As it turned out, setting ganged trusses worked great and even with some rough weather we got the crane out in record time.  Going forward, the crane operator suggested we do batches of six and only tie them together at the peak.  That would mean we'd only need three lifts for commons and four lifts for gables--lots of time saved!

Shaft Walls - For the townhome, we'll be installing a shaft wall to separate the two units for fire code and noise purposes.  The wall, made from two layers of 1" rock, floats in the 4" gap between the units and is connected to the framing with aluminum clips.  In the case of fire, the clips on the burning side melt, the framing falls away and the shaft wall is left attached to the non-burned side.  For noise, it creates an airspace between the two units that virtually eliminates sound transmission.

USG has a pretty decent guide for more info and pictures if you're interested, www.usg.com/rc/system-catalogs/usg-area-separation-walls-catalog-en-SA925.pdf

Multilap Siding - As you've probably noticed, we use multilap (AKA cottage lap) siding for most of the building, with lap siding as an accent in a few places.  Multilap siding is significantly more costly than standard hardboard lap sidings, though we think the benefits outweigh the additional costs.

Here's why:

The overarching reason is that it’s a lot more volunteer friendly.  To get multilap started, we only need to snap one chalk line around the house instead of lines for each course like lap siding.  Although it can be done incorrectly, the ship lap generally keeps the siding aligned the rest of the way up.  Since trim boards go on over the top, we can make ugly cuts at the corners and around openings.  This also allows us to start siding with big groups sooner as we don't have to have all the trim up first.  We can also use aligned joints and cover them with a batten strip instead of fooling with band-aids to cover the gaps.
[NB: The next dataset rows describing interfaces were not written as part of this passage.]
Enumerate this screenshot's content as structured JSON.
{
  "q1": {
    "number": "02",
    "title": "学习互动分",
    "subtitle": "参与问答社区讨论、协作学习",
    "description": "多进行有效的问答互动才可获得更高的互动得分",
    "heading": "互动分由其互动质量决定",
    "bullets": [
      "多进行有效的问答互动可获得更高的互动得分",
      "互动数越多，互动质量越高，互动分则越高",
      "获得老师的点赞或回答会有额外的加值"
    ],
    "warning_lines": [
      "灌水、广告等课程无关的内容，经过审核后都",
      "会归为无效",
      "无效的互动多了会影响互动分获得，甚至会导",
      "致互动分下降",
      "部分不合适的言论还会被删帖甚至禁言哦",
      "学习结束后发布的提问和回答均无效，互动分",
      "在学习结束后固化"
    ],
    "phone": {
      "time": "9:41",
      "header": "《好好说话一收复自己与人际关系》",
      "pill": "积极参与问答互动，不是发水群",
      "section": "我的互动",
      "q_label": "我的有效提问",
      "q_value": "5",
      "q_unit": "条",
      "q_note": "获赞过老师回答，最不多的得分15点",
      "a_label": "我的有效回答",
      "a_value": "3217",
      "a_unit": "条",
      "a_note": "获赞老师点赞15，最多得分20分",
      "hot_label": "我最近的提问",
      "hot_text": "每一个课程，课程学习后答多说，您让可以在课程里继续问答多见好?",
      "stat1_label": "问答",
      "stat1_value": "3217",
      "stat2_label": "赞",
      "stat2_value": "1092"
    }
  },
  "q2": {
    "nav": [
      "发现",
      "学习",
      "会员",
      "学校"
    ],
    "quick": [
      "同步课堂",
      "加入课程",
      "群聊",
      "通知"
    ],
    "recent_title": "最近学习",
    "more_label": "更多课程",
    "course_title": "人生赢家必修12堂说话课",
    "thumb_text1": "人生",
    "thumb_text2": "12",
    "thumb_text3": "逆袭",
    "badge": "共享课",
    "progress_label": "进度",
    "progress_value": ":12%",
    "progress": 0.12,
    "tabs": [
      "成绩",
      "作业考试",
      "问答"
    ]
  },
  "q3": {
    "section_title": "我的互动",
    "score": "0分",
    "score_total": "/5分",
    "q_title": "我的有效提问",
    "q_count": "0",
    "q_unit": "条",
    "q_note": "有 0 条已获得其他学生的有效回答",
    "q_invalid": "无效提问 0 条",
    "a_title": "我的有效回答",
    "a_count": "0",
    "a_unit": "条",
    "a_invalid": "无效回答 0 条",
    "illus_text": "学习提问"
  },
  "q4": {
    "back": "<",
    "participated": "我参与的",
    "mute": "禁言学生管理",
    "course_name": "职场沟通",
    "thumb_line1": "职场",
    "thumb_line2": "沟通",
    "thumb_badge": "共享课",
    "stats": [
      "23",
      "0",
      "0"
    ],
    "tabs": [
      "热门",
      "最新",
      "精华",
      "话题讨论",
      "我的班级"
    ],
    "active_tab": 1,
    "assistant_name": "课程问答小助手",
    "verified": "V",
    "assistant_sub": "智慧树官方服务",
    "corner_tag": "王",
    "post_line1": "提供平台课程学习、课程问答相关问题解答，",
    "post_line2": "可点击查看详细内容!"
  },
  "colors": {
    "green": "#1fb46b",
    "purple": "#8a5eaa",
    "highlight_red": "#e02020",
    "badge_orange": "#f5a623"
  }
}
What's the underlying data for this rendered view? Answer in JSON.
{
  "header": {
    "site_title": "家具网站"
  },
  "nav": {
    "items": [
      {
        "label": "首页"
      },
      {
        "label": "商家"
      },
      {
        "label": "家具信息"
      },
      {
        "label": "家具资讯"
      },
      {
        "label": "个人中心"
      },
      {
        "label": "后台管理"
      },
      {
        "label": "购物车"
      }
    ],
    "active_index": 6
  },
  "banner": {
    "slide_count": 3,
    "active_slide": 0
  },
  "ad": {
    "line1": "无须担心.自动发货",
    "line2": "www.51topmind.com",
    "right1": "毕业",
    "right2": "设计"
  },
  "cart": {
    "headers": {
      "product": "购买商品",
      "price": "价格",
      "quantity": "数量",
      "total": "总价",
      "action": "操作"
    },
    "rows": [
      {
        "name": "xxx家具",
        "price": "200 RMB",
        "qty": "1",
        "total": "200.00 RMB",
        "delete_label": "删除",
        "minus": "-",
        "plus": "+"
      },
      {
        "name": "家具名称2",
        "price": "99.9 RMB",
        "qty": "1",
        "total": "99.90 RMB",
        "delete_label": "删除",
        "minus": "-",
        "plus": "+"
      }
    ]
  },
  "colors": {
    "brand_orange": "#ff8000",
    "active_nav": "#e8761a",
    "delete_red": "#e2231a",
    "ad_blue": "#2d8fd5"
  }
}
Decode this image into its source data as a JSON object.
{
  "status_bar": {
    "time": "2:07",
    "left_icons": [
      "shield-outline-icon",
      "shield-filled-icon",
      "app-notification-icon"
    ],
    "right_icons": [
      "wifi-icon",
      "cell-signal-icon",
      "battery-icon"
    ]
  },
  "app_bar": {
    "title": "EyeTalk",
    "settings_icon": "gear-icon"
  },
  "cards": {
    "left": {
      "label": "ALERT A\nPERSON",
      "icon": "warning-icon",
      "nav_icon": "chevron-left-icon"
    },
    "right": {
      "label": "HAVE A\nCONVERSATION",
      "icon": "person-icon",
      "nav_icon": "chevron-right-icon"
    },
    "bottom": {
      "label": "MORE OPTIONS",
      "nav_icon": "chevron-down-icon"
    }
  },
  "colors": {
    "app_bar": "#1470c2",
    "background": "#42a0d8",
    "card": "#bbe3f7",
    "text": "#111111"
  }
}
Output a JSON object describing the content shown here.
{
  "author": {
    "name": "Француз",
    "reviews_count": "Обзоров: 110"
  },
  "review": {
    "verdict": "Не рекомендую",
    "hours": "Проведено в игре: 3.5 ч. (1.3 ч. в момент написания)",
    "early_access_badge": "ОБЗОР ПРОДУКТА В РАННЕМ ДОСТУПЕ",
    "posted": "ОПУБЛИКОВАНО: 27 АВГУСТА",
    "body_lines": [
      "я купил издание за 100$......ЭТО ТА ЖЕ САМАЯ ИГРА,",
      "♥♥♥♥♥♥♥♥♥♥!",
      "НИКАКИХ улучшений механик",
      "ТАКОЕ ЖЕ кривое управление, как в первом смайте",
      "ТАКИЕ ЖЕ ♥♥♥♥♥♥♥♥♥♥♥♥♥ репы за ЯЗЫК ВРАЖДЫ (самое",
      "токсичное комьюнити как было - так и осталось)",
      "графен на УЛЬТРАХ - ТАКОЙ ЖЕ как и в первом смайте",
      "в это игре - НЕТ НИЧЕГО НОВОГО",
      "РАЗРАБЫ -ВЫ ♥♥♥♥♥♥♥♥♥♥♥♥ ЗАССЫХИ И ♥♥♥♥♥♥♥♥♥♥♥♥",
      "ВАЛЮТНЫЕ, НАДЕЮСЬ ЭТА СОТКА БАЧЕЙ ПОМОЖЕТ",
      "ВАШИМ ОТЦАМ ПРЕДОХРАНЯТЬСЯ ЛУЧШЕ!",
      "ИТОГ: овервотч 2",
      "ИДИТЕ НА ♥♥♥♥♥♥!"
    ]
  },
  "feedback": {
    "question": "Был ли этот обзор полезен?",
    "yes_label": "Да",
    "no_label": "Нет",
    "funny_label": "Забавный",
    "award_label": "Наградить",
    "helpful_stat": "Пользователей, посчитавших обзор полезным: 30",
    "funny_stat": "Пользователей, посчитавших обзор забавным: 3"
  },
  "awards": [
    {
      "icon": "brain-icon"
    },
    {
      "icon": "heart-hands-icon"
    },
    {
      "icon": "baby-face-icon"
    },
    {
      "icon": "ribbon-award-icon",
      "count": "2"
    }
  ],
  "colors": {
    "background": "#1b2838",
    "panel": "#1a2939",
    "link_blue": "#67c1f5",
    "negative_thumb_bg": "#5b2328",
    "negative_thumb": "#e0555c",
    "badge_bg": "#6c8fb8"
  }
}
Despite the negatives of cost and 16" OC framing required by the siding manufacturer, we think it’s a good deal


Improved Communications - Over the summer, with the help of several volunteers, we've improved our construction web page substantially. It now contains all of our quick guides, blueprints for the current homes, primers on tool safety and a list of tasks for upcoming work days. The objective of these new features is to make construction faster and more efficient and enable new volunteers to be more engaged in solving affordable housing issues in their community.

The quick guides are designed to be a two page basic overview on: what tools and materials are needed, safety considerations, team roles, common mistakes mad finally how to do the job.  We'd like to use these to help our leads review what needs to be done ahead of time and review what needs to done with their crews to make construction faster and more efficient.  Hopefully, you'll find them helpful when you're on site.

If you've got a few minutes before you come to work, take a look at the blueprints to see what we're building is supposed to look like.  We tend to make at least a few mistakes per house that could have been avoided if we'd spent a little more time with the plans.

The workweek PDF contains a detailed list of work for the next several days.  I'm hoping to update it Tuesdays and Thursdays to give people a better idea of what we're working on.  At some point soon, we'll post the entire schedule so people can see how we're doing vs. baseline. Last, now that there's a solid list of the volunteer tasks available on the web, I'll try sending one email a month instead of two.